**PROBLEM STATEMENT:** The expected response is a copy of every line in the entries below that includes the word "message".

**EXERCISE DATA:**
:::::
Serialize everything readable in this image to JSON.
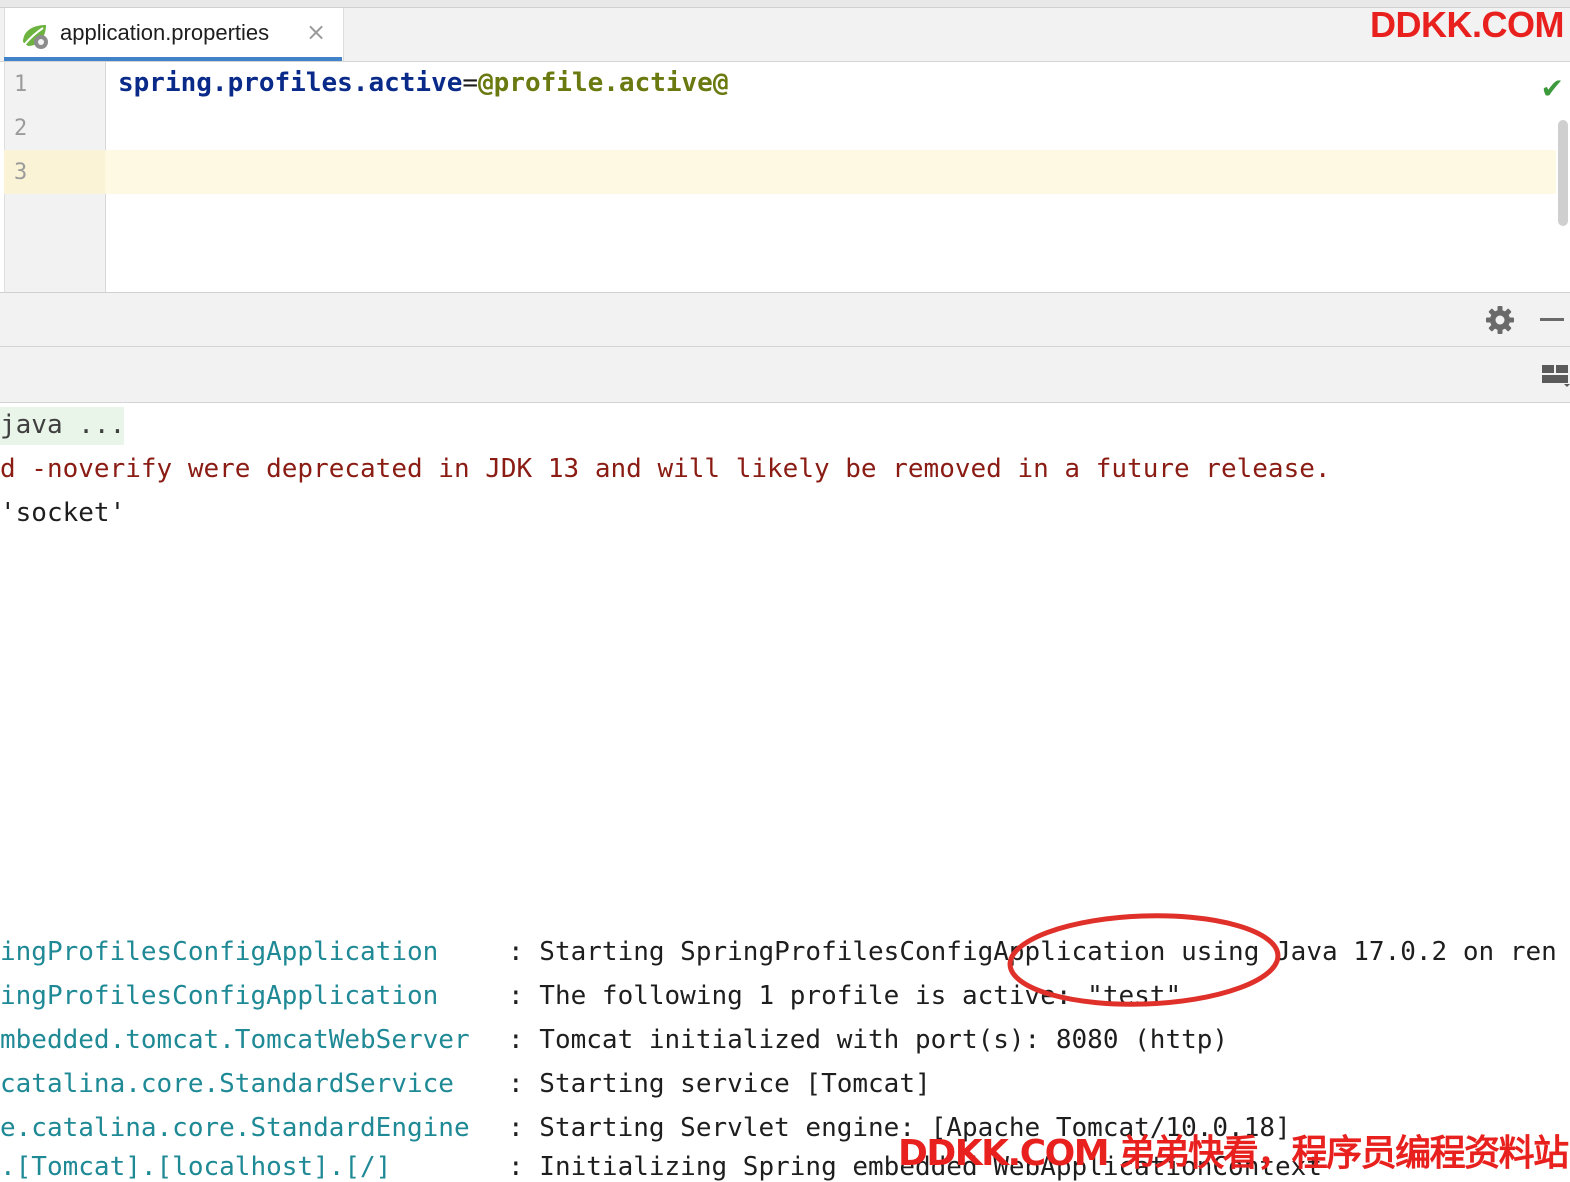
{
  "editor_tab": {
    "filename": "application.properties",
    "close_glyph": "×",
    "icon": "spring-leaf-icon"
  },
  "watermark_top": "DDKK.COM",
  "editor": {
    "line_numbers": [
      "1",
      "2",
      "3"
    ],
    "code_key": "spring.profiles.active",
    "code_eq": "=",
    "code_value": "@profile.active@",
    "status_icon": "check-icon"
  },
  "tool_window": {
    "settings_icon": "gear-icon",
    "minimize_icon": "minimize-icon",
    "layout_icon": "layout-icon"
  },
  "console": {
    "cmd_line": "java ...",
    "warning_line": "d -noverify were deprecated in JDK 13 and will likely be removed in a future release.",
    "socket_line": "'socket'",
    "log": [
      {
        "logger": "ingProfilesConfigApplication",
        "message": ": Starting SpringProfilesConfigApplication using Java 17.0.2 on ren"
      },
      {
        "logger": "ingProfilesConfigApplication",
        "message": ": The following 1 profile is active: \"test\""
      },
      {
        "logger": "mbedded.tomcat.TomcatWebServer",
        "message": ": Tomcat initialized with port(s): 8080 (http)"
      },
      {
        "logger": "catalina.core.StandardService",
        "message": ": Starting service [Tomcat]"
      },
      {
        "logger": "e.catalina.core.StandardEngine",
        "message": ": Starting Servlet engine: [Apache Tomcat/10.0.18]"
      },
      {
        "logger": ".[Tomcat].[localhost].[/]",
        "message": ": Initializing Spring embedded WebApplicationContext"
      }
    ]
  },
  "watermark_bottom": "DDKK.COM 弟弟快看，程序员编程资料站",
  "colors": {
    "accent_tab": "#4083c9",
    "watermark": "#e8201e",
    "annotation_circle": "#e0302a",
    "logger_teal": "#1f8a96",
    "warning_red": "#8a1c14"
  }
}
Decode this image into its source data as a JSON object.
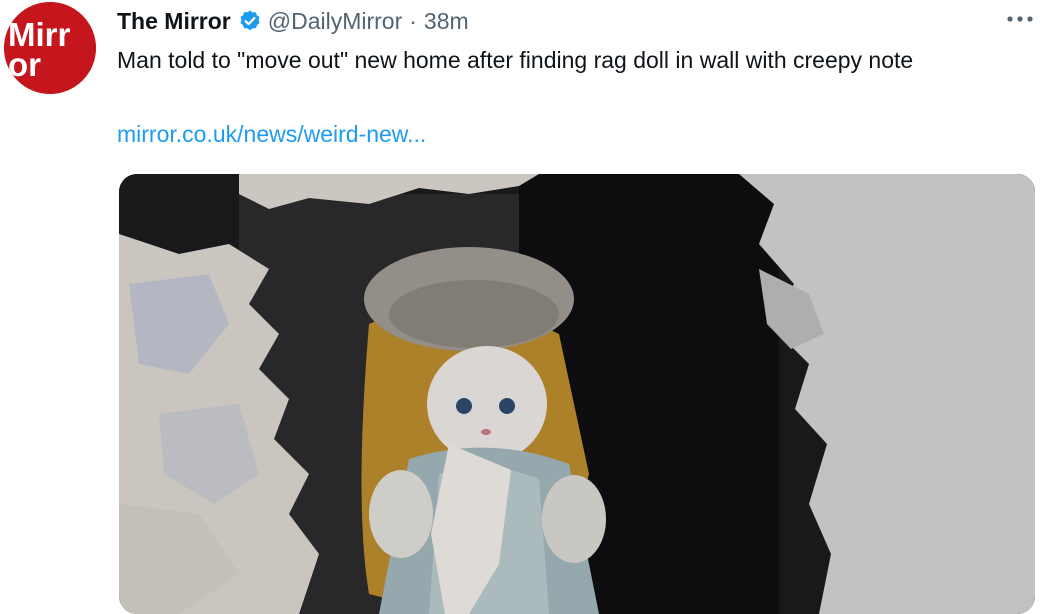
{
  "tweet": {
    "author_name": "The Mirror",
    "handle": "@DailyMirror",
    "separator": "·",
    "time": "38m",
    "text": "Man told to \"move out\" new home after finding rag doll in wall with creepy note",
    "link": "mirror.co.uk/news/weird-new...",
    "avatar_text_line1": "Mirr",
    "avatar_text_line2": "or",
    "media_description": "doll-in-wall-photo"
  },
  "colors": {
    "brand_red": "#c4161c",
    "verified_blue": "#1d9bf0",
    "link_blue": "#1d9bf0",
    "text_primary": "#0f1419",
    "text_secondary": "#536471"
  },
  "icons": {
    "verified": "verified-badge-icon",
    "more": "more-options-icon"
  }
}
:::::
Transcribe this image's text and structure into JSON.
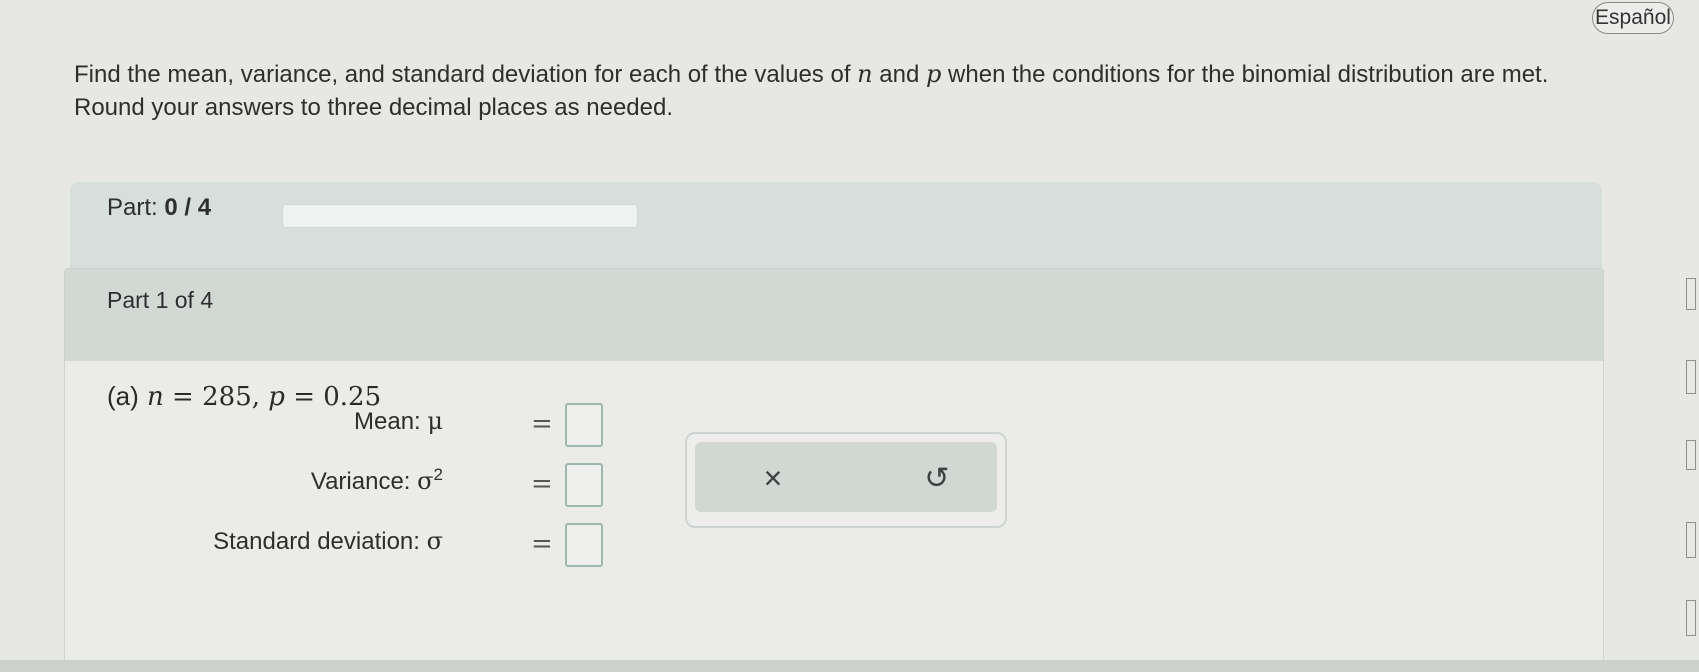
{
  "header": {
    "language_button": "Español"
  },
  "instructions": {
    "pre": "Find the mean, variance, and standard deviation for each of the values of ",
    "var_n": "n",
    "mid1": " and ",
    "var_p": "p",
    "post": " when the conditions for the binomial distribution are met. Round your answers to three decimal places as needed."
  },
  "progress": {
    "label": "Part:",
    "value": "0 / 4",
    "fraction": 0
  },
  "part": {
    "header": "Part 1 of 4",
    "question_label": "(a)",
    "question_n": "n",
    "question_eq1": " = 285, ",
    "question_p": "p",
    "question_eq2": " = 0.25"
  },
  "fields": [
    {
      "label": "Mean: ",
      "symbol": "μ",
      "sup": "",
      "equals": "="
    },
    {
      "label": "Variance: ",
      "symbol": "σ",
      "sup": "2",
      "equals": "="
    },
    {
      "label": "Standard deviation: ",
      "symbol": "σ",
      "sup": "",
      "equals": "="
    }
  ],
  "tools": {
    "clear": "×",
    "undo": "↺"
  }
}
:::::
**RESULT:**
        "message": ": Starting SpringProfilesConfigApplication using Java 17.0.2 on ren"
        "message": ": The following 1 profile is active: \"test\""
        "message": ": Tomcat initialized with port(s): 8080 (http)"
        "message": ": Starting service [Tomcat]"
        "message": ": Starting Servlet engine: [Apache Tomcat/10.0.18]"
        "message": ": Initializing Spring embedded WebApplicationContext"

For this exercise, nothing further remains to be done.